* [TASK DETAILS]: The word to look for is "active". Report every line of the entries below that has it.

* [RECORDS SUPPLIED]:
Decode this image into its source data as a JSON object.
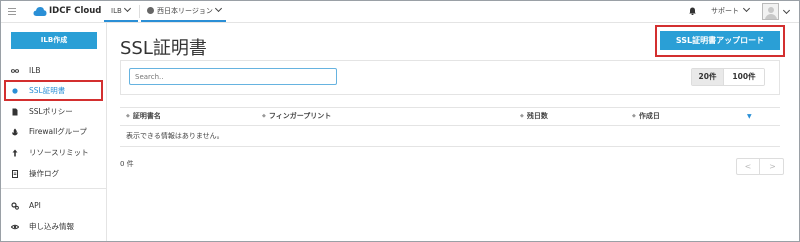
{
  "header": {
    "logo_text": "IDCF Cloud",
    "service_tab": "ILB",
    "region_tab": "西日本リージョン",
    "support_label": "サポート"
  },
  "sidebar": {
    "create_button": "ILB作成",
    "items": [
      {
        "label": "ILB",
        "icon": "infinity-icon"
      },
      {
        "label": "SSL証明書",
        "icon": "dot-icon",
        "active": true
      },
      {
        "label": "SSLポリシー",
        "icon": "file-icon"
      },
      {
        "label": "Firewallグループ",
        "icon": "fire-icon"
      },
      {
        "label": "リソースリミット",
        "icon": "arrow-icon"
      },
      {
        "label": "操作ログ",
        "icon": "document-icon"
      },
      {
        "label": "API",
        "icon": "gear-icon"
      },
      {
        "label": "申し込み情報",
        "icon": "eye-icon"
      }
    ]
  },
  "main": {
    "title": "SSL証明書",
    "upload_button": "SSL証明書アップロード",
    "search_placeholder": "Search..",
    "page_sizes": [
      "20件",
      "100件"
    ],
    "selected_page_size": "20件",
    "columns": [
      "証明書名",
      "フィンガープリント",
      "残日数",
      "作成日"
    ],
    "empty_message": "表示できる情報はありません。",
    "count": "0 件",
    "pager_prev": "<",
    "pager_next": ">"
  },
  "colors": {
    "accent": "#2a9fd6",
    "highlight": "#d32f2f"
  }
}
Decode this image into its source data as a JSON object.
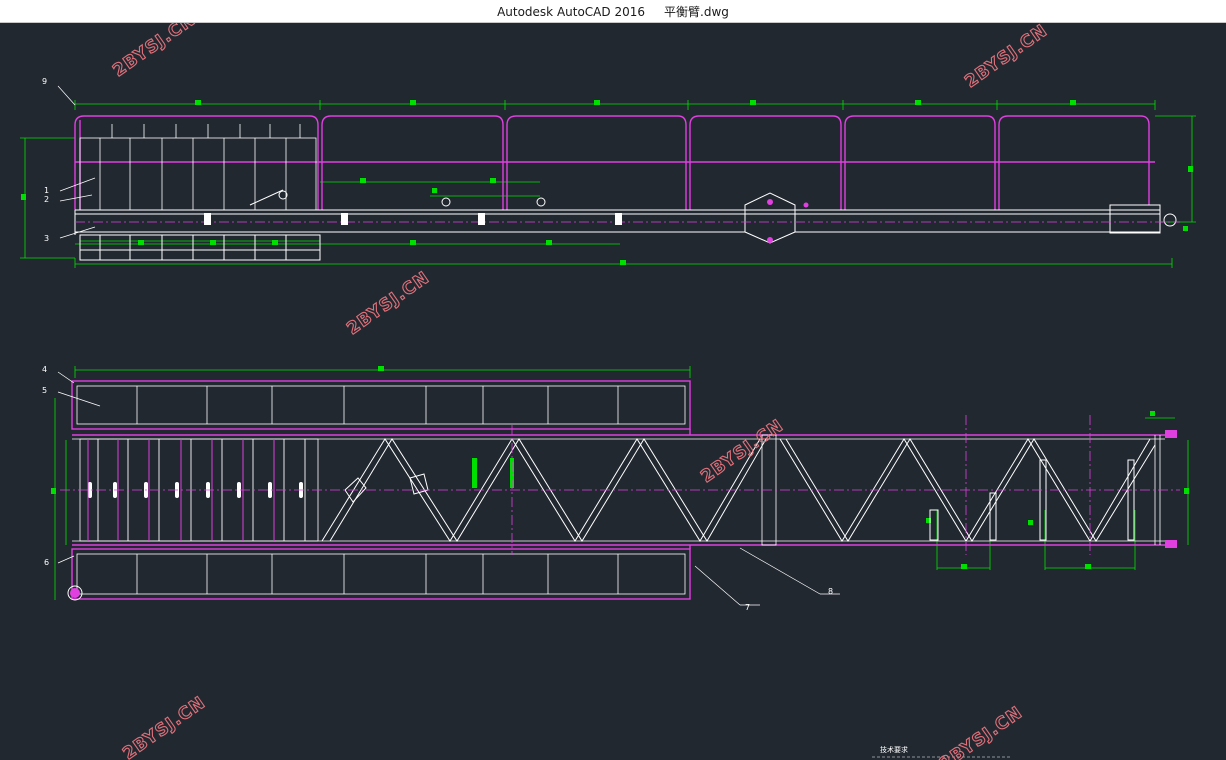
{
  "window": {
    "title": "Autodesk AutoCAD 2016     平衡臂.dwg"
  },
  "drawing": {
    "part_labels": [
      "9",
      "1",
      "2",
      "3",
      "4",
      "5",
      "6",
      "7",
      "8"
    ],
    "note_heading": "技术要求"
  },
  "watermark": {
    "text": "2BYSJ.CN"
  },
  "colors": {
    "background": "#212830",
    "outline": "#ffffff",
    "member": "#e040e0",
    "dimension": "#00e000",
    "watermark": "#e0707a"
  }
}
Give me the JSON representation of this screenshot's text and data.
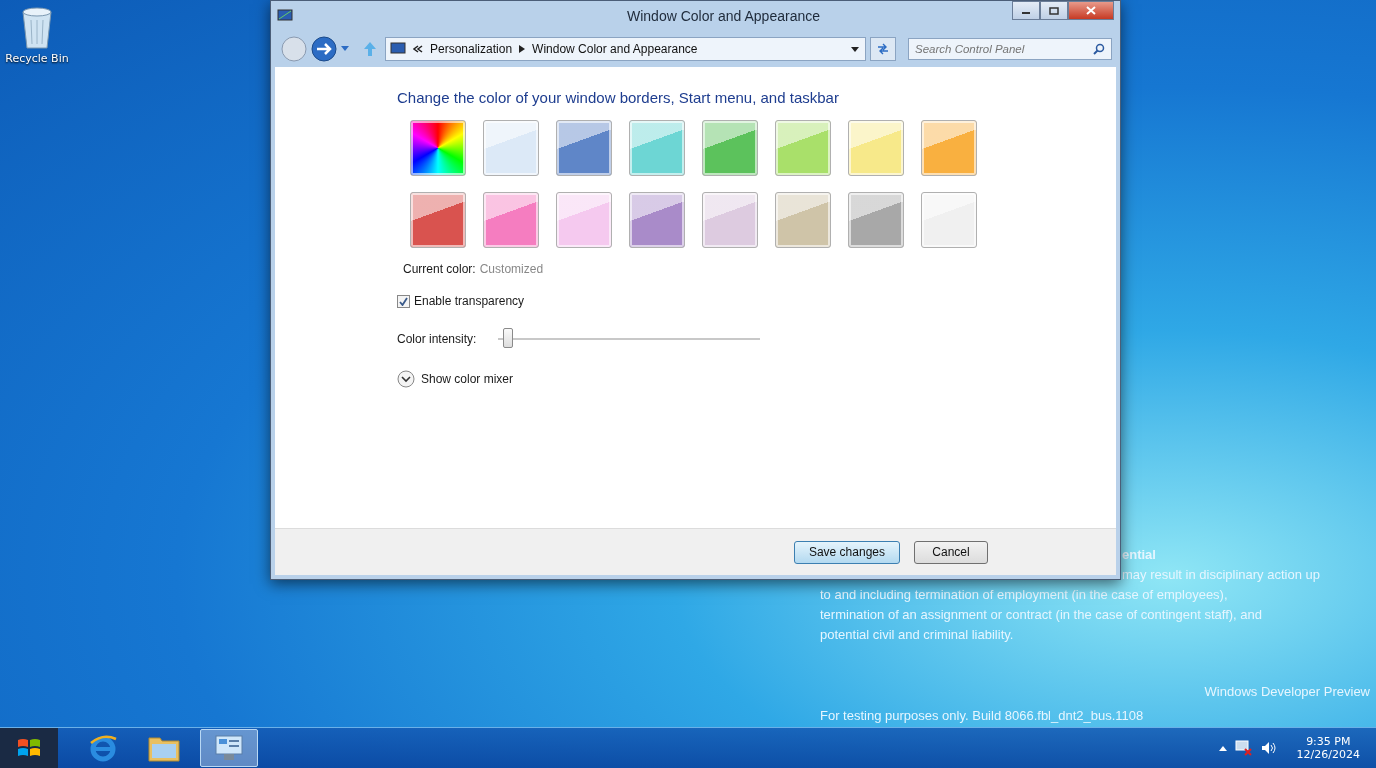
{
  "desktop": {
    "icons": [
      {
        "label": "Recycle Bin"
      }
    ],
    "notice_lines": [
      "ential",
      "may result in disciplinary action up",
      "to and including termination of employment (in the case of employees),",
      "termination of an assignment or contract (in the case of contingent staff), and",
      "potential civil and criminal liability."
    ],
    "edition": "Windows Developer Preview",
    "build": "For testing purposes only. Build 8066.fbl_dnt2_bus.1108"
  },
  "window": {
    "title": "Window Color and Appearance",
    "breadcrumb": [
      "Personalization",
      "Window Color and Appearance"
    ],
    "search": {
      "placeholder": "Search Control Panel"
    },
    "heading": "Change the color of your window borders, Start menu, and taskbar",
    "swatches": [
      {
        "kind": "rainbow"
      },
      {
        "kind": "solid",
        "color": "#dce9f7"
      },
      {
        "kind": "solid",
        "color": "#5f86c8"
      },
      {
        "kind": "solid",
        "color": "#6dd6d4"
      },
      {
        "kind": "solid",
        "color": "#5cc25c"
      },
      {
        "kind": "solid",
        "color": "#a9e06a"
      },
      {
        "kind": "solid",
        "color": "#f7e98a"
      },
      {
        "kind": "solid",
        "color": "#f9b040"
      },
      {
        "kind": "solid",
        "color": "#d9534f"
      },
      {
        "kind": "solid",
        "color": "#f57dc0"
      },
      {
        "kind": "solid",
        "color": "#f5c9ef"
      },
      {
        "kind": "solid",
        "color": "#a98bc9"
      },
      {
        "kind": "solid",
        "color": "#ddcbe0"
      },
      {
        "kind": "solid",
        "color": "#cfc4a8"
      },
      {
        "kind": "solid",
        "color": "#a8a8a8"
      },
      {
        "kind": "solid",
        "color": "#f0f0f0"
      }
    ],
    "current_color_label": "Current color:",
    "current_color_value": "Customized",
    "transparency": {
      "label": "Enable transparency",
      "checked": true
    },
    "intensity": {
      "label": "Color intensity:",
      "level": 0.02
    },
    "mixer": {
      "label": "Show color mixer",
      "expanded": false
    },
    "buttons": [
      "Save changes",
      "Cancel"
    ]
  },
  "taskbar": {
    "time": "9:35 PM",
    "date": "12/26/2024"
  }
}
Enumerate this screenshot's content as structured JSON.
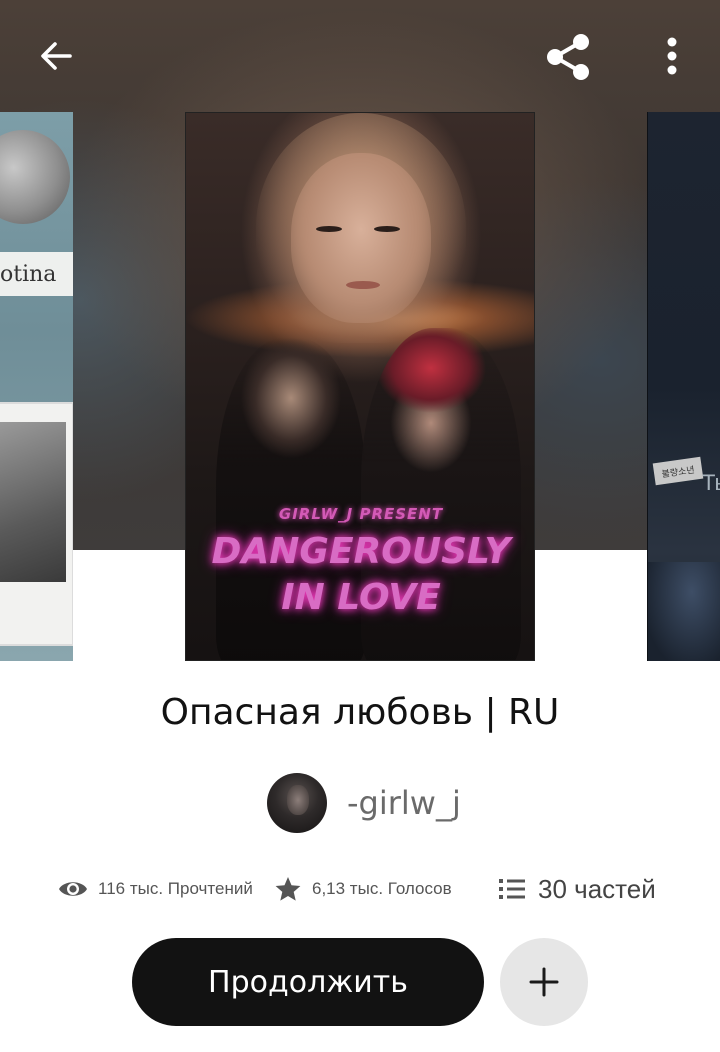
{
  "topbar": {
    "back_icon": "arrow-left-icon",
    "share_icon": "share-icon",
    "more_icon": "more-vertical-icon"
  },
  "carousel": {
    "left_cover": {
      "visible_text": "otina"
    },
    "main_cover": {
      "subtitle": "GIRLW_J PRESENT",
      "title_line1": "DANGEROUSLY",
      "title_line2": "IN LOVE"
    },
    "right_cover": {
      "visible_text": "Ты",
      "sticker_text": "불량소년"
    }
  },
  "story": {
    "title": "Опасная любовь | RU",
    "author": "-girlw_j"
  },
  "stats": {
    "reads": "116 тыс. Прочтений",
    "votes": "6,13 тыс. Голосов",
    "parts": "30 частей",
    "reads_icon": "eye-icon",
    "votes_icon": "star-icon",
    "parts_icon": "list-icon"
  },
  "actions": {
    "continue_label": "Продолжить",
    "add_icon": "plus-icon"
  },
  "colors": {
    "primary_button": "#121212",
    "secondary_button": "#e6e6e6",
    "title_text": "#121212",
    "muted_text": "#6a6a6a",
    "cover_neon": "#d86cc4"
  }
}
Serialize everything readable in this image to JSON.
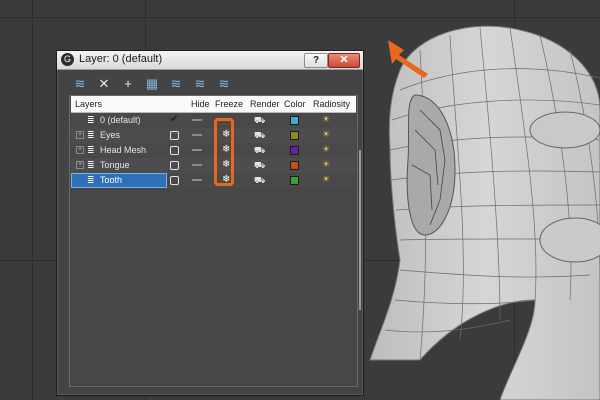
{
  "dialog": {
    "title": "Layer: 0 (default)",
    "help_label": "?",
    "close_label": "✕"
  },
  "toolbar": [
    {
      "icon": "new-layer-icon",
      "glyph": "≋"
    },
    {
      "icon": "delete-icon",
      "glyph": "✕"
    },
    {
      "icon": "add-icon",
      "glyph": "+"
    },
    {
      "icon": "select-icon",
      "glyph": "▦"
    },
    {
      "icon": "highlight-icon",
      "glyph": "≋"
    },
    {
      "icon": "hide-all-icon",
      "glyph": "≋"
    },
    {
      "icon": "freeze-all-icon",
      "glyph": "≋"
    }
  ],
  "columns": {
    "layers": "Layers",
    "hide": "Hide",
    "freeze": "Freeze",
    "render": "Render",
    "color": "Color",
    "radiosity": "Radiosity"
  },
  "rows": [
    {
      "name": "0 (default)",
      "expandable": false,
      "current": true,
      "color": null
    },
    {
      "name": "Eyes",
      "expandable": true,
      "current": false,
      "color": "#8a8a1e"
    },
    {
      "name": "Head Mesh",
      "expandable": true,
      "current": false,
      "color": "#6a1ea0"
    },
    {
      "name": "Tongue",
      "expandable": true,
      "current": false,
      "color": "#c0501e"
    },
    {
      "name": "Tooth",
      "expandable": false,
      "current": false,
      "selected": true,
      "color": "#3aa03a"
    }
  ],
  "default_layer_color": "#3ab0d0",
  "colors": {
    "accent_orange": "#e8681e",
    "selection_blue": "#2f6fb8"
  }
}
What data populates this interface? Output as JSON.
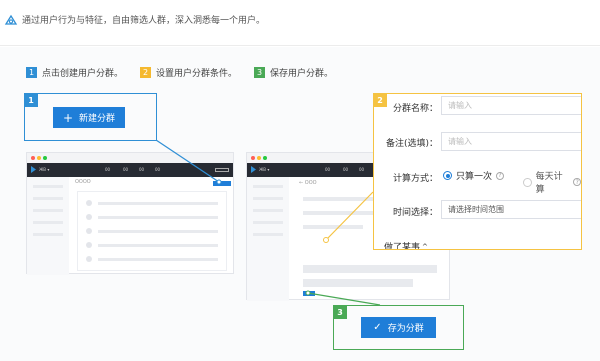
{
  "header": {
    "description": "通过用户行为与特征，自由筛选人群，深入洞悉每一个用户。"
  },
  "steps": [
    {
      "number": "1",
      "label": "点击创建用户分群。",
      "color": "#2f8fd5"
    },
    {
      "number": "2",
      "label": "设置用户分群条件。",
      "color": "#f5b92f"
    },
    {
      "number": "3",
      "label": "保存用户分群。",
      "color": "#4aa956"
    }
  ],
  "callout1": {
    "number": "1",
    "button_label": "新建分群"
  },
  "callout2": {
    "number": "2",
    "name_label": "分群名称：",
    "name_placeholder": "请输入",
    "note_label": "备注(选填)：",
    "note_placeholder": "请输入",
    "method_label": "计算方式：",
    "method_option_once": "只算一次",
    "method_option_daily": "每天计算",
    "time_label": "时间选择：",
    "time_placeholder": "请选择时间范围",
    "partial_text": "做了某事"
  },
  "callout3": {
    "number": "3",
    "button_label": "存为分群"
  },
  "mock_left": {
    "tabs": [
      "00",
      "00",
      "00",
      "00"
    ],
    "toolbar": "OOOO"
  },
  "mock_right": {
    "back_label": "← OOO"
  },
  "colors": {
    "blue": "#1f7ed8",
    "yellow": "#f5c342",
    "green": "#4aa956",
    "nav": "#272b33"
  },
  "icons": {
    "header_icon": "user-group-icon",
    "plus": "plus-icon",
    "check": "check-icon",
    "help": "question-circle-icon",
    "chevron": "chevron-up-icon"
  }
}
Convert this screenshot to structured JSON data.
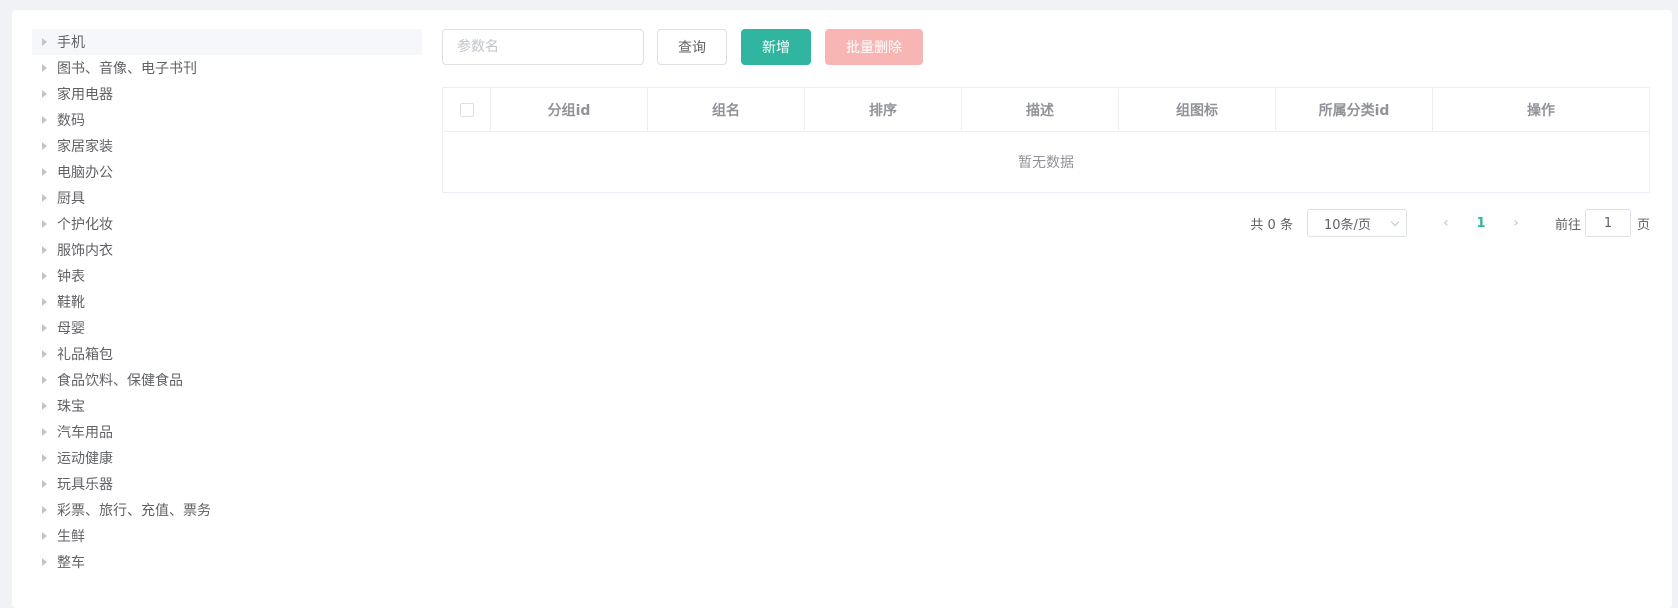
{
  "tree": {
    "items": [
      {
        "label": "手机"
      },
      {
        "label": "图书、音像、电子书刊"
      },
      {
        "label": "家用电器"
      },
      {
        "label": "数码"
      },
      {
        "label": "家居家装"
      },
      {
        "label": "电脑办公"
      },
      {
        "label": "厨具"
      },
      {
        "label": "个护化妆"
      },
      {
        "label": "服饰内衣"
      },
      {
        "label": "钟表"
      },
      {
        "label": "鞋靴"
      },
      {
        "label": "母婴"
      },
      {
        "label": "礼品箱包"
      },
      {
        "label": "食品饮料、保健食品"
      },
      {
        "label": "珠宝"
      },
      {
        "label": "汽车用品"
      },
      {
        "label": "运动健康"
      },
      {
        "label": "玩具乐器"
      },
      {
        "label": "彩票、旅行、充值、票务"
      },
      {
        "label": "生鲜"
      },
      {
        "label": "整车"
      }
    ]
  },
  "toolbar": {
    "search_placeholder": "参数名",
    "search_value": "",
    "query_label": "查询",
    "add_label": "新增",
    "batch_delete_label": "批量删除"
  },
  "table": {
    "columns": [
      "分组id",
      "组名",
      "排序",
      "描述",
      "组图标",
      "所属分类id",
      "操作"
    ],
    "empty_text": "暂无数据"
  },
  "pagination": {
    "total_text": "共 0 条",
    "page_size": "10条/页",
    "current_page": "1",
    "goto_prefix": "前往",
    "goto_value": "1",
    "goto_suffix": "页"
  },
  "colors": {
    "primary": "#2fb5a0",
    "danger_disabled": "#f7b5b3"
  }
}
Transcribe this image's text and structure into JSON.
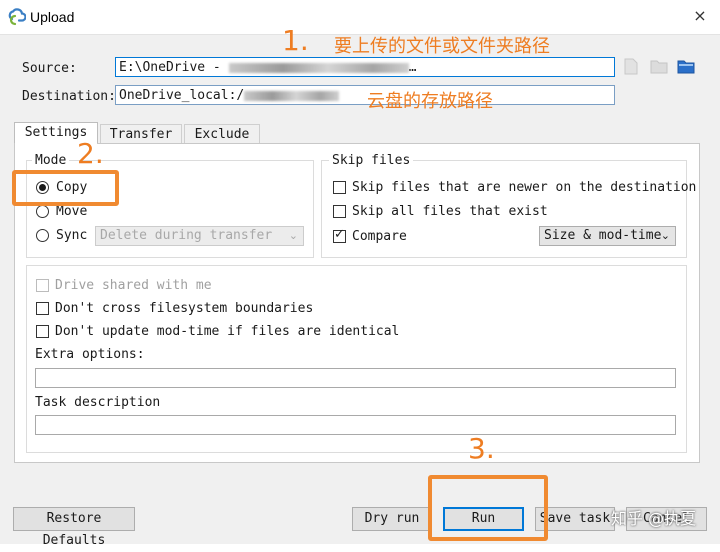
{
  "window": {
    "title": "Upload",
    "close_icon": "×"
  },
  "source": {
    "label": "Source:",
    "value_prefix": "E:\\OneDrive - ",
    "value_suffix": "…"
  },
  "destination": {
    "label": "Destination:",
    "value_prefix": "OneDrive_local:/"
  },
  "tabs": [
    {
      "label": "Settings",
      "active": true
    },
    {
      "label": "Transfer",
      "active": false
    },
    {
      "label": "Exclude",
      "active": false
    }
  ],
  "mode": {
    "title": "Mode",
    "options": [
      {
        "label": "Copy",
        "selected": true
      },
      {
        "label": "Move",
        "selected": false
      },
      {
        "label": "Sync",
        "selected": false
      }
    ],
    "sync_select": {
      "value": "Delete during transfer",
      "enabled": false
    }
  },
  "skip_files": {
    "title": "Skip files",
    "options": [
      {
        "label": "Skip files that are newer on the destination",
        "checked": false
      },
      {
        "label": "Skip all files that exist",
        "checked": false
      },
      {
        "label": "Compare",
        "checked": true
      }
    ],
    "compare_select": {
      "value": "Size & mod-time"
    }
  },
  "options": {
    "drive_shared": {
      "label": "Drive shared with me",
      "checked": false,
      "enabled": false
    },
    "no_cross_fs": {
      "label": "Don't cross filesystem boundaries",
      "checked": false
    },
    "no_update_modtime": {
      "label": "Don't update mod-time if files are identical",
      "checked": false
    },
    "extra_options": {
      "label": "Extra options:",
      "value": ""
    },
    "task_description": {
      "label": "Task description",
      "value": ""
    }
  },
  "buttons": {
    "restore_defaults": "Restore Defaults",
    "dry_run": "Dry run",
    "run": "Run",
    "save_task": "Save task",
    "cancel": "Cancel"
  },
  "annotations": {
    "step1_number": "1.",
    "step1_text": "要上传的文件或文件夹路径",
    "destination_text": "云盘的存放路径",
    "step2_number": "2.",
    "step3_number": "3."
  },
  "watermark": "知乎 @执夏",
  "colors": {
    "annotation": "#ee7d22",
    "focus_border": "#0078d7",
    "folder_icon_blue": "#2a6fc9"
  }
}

* [ANSWER TO THIS EXERCISE]:
        "active": true
      "active": true
      "active": false
      "active": false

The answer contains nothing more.